HONG KONG (Reuters) - The United States, which posted a record deficit in the last fiscal year, may lose its Aaa-rating if it does not reduce the gap to manageable levels in the next 3-4 years, Moody’s Investors Service said on Thursday.
The U.S. government posted a deficit of $1.417 trillion in the year ended September 30 as the deep recession and a series of bank rescues cut a gaping hole in its public finances. The White House has forecast deficits of more than $1 trillion through fiscal 2011.
“The Aaa rating of the U.S. is not guaranteed,” said Steven Hess, Moody’s lead analyst for the United States said in an interview with Reuters Television.
“So if they don’t get the deficit down in the next 3-4 years to a sustainable level, then the rating will be in jeopardy.”
Moody’s has a stable outlook on the U.S. rating, which indicates a change is not expected over the next 18 months.
Earlier this year, financial markets were spooked by concerns about the risk of the United States losing its top rating after Standard & Poor’s revised its outlook on Britain to negative from stable, indicating the risk of a downgrade.
Hess said that reducing the budget deficit would be a challenge.
“Raising taxes is never popular and difficult politically so we have to see if the government can do that or cut expenditure,” he said while adding it would be tough to reduce expenditure.

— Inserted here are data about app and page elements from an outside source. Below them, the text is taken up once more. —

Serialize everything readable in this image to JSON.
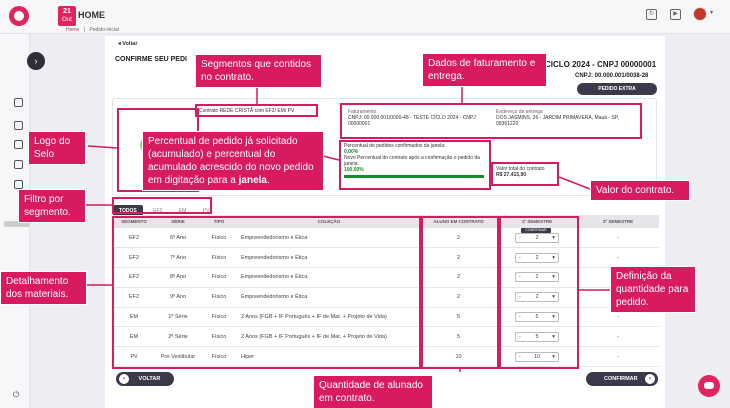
{
  "header": {
    "date_day": "21",
    "date_month": "Out",
    "title": "HOME",
    "breadcrumbs": [
      "Home",
      "|",
      "Pedido inicial"
    ]
  },
  "page": {
    "back_label": "Voltar",
    "title": "CONFIRME SEU PEDI",
    "cycle_title": "CICLO 2024 - CNPJ 00000001",
    "cnpj_right": "CNPJ: 00.000.001/0038-28",
    "extra_button": "PEDIDO EXTRA"
  },
  "contract": {
    "segments_text": "Contrato REDE CRISTÃ com EF2/ EM/ PV",
    "billing_label": "Faturamento",
    "billing_value": "CNPJ: 00.000.001/0000-48 - TESTE CICLO 2024 - CNPJ 00000001",
    "delivery_label": "Endereço de entrega",
    "delivery_value": "DOS JASMINS, 26 - JARDIM PRIMAVERA, Mauá - SP, 09361220",
    "pct_confirmed_label": "Percentual de pedidos confirmados da janela:",
    "pct_confirmed_value": "0,00%",
    "pct_new_label": "Novo Percentual do contrato após a confirmação o pedido da janela:",
    "pct_new_value": "100,00%",
    "pct_new_fraction": 1.0,
    "total_label": "Valor total do contrato",
    "total_value": "R$ 27.415,90"
  },
  "tabs": [
    "TODOS",
    "EF2",
    "EM",
    "PV"
  ],
  "table": {
    "headers": [
      "SEGMENTO",
      "SÉRIE",
      "TIPO",
      "COLEÇÃO",
      "ALUNO EM CONTRATO",
      "1º SEMESTRE",
      "2º SEMESTRE"
    ],
    "confirm_small": "CONFIRMAR",
    "rows": [
      {
        "segmento": "EF2",
        "serie": "6º Ano",
        "tipo": "Físico",
        "colecao": "Empreendedorismo e Ética",
        "alunos": "2",
        "sem1": "2",
        "sem2": "-"
      },
      {
        "segmento": "EF2",
        "serie": "7º Ano",
        "tipo": "Físico",
        "colecao": "Empreendedorismo e Ética",
        "alunos": "2",
        "sem1": "2",
        "sem2": "-"
      },
      {
        "segmento": "EF2",
        "serie": "8º Ano",
        "tipo": "Físico",
        "colecao": "Empreendedorismo e Ética",
        "alunos": "2",
        "sem1": "2",
        "sem2": "-"
      },
      {
        "segmento": "EF2",
        "serie": "9º Ano",
        "tipo": "Físico",
        "colecao": "Empreendedorismo e Ética",
        "alunos": "2",
        "sem1": "2",
        "sem2": "-"
      },
      {
        "segmento": "EM",
        "serie": "1ª Série",
        "tipo": "Físico",
        "colecao": "2 Anos (FGB + IF Português + IF de Mat. + Projeto de Vida)",
        "alunos": "5",
        "sem1": "5",
        "sem2": "-"
      },
      {
        "segmento": "EM",
        "serie": "2ª Série",
        "tipo": "Físico",
        "colecao": "2 Anos (FGB + IF Português + IF de Mat. + Projeto de Vida)",
        "alunos": "5",
        "sem1": "5",
        "sem2": "-"
      },
      {
        "segmento": "PV",
        "serie": "Pré-Vestibular",
        "tipo": "Físico",
        "colecao": "Hiper",
        "alunos": "10",
        "sem1": "10",
        "sem2": "-"
      }
    ]
  },
  "footer": {
    "back_button": "VOLTAR",
    "confirm_button": "CONFIRMAR"
  },
  "annotations": {
    "segmentos": "Segmentos que contidos no contrato.",
    "dados": "Dados de faturamento e entrega.",
    "logo": "Logo do Selo",
    "percentual": "Percentual de pedido já solicitado (acumulado) e percentual do acumulado acrescido do novo pedido em digitação para a",
    "percentual_bold": "janela",
    "percentual_end": ".",
    "filtro": "Filtro por segmento.",
    "valor": "Valor do contrato.",
    "detalhamento": "Detalhamento dos materiais.",
    "definicao": "Definição da quantidade para pedido.",
    "quantidade": "Quantidade de alunado em contrato."
  },
  "colors": {
    "accent": "#e0245e",
    "annotation": "#d81b60",
    "dark_button": "#3a3a4a",
    "progress": "#1a8a2a"
  },
  "icons": [
    "calendar-icon",
    "refresh-icon",
    "youtube-icon",
    "gear-icon",
    "chevron-right-icon",
    "power-icon",
    "chat-icon",
    "minus-icon",
    "chevron-down-icon",
    "chevron-left-icon"
  ]
}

Reporting by Umesh Desai and Rafael Nam; Editing by Kazunori Takada